With the pictures excluded, reproduce all of the data exactly.

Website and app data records
*** Block opens ***
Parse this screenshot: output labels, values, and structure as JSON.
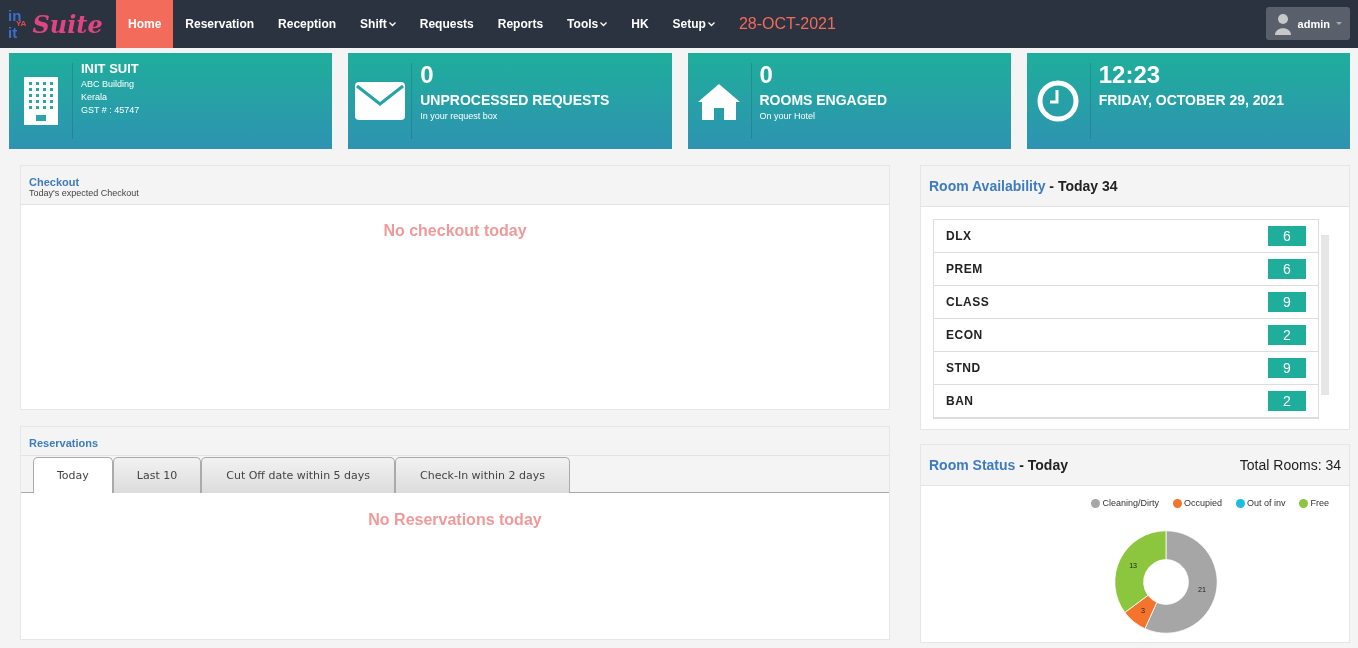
{
  "navbar": {
    "logo_top": "in",
    "logo_mid": "YA",
    "logo_bottom": "it",
    "logo_word": "Suite",
    "items": [
      {
        "label": "Home",
        "selected": true,
        "dropdown": false
      },
      {
        "label": "Reservation",
        "selected": false,
        "dropdown": false
      },
      {
        "label": "Reception",
        "selected": false,
        "dropdown": false
      },
      {
        "label": "Shift",
        "selected": false,
        "dropdown": true
      },
      {
        "label": "Requests",
        "selected": false,
        "dropdown": false
      },
      {
        "label": "Reports",
        "selected": false,
        "dropdown": false
      },
      {
        "label": "Tools",
        "selected": false,
        "dropdown": true
      },
      {
        "label": "HK",
        "selected": false,
        "dropdown": false
      },
      {
        "label": "Setup",
        "selected": false,
        "dropdown": true
      }
    ],
    "date": "28-OCT-2021",
    "user": "admin"
  },
  "cards": [
    {
      "kind": "building",
      "title": "INIT SUIT",
      "lines": [
        "ABC Building",
        "Kerala",
        "GST # : 45747"
      ]
    },
    {
      "kind": "mail",
      "value": "0",
      "title": "UNPROCESSED REQUESTS",
      "lines": [
        "In your request box"
      ]
    },
    {
      "kind": "home",
      "value": "0",
      "title": "ROOMS ENGAGED",
      "lines": [
        "On your Hotel"
      ]
    },
    {
      "kind": "clock",
      "value": "12:23",
      "title": "FRIDAY, OCTOBER 29, 2021"
    }
  ],
  "checkout": {
    "title": "Checkout",
    "subtitle": "Today's expected Checkout",
    "empty": "No checkout today"
  },
  "reservations": {
    "title": "Reservations",
    "tabs": [
      {
        "label": "Today",
        "selected": true
      },
      {
        "label": "Last 10",
        "selected": false
      },
      {
        "label": "Cut Off date within 5 days",
        "selected": false
      },
      {
        "label": "Check-In within 2 days",
        "selected": false
      }
    ],
    "empty": "No Reservations today"
  },
  "room_availability": {
    "title": "Room Availability",
    "suffix": "- Today 34",
    "rows": [
      {
        "name": "DLX",
        "count": "6"
      },
      {
        "name": "PREM",
        "count": "6"
      },
      {
        "name": "CLASS",
        "count": "9"
      },
      {
        "name": "ECON",
        "count": "2"
      },
      {
        "name": "STND",
        "count": "9"
      },
      {
        "name": "BAN",
        "count": "2"
      }
    ]
  },
  "room_status": {
    "title": "Room Status",
    "suffix": "- Today",
    "total": "Total Rooms: 34",
    "chart_data": {
      "type": "donut",
      "categories": [
        "Cleaning/Dirty",
        "Occupied",
        "Out of inv",
        "Free"
      ],
      "series": [
        {
          "values": [
            21,
            3,
            0,
            13
          ]
        }
      ],
      "colors": [
        "#a6a6a6",
        "#f4732d",
        "#1bbde0",
        "#8cc63f"
      ],
      "data_labels": true
    }
  }
}
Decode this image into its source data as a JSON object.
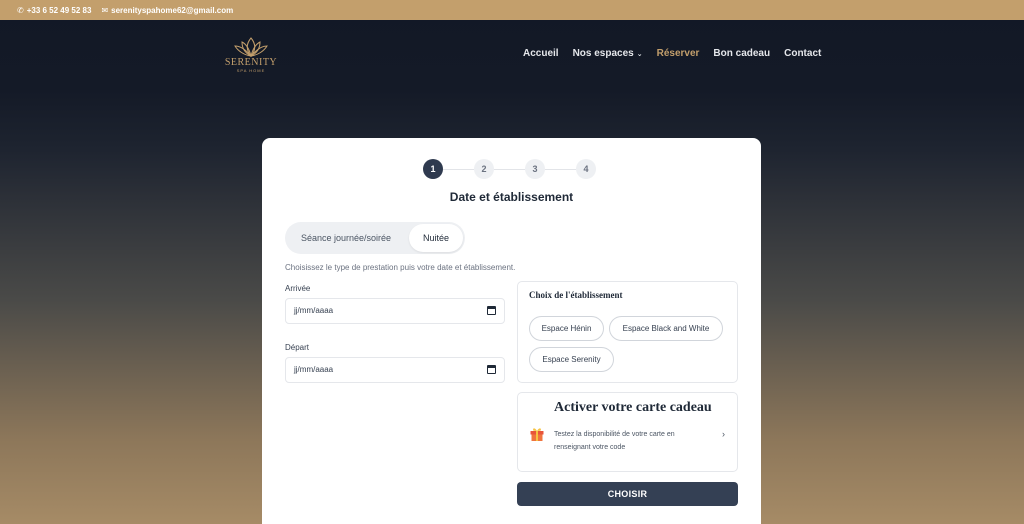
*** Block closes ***
— The answer —
Parse this screenshot: output labels, values, and structure as JSON.
{
  "navbar": {
    "logo_top": "in",
    "logo_mid": "YA",
    "logo_bottom": "it",
    "logo_word": "Suite",
    "items": [
      {
        "label": "Home",
        "selected": true,
        "dropdown": false
      },
      {
        "label": "Reservation",
        "selected": false,
        "dropdown": false
      },
      {
        "label": "Reception",
        "selected": false,
        "dropdown": false
      },
      {
        "label": "Shift",
        "selected": false,
        "dropdown": true
      },
      {
        "label": "Requests",
        "selected": false,
        "dropdown": false
      },
      {
        "label": "Reports",
        "selected": false,
        "dropdown": false
      },
      {
        "label": "Tools",
        "selected": false,
        "dropdown": true
      },
      {
        "label": "HK",
        "selected": false,
        "dropdown": false
      },
      {
        "label": "Setup",
        "selected": false,
        "dropdown": true
      }
    ],
    "date": "28-OCT-2021",
    "user": "admin"
  },
  "cards": [
    {
      "kind": "building",
      "title": "INIT SUIT",
      "lines": [
        "ABC Building",
        "Kerala",
        "GST # : 45747"
      ]
    },
    {
      "kind": "mail",
      "value": "0",
      "title": "UNPROCESSED REQUESTS",
      "lines": [
        "In your request box"
      ]
    },
    {
      "kind": "home",
      "value": "0",
      "title": "ROOMS ENGAGED",
      "lines": [
        "On your Hotel"
      ]
    },
    {
      "kind": "clock",
      "value": "12:23",
      "title": "FRIDAY, OCTOBER 29, 2021"
    }
  ],
  "checkout": {
    "title": "Checkout",
    "subtitle": "Today's expected Checkout",
    "empty": "No checkout today"
  },
  "reservations": {
    "title": "Reservations",
    "tabs": [
      {
        "label": "Today",
        "selected": true
      },
      {
        "label": "Last 10",
        "selected": false
      },
      {
        "label": "Cut Off date within 5 days",
        "selected": false
      },
      {
        "label": "Check-In within 2 days",
        "selected": false
      }
    ],
    "empty": "No Reservations today"
  },
  "room_availability": {
    "title": "Room Availability",
    "suffix": "- Today 34",
    "rows": [
      {
        "name": "DLX",
        "count": "6"
      },
      {
        "name": "PREM",
        "count": "6"
      },
      {
        "name": "CLASS",
        "count": "9"
      },
      {
        "name": "ECON",
        "count": "2"
      },
      {
        "name": "STND",
        "count": "9"
      },
      {
        "name": "BAN",
        "count": "2"
      }
    ]
  },
  "room_status": {
    "title": "Room Status",
    "suffix": "- Today",
    "total": "Total Rooms: 34",
    "chart_data": {
      "type": "donut",
      "categories": [
        "Cleaning/Dirty",
        "Occupied",
        "Out of inv",
        "Free"
      ],
      "series": [
        {
          "values": [
            21,
            3,
            0,
            13
          ]
        }
      ],
      "colors": [
        "#a6a6a6",
        "#f4732d",
        "#1bbde0",
        "#8cc63f"
      ],
      "data_labels": true
    }
  }
}
Decode this image into its source data as a JSON object.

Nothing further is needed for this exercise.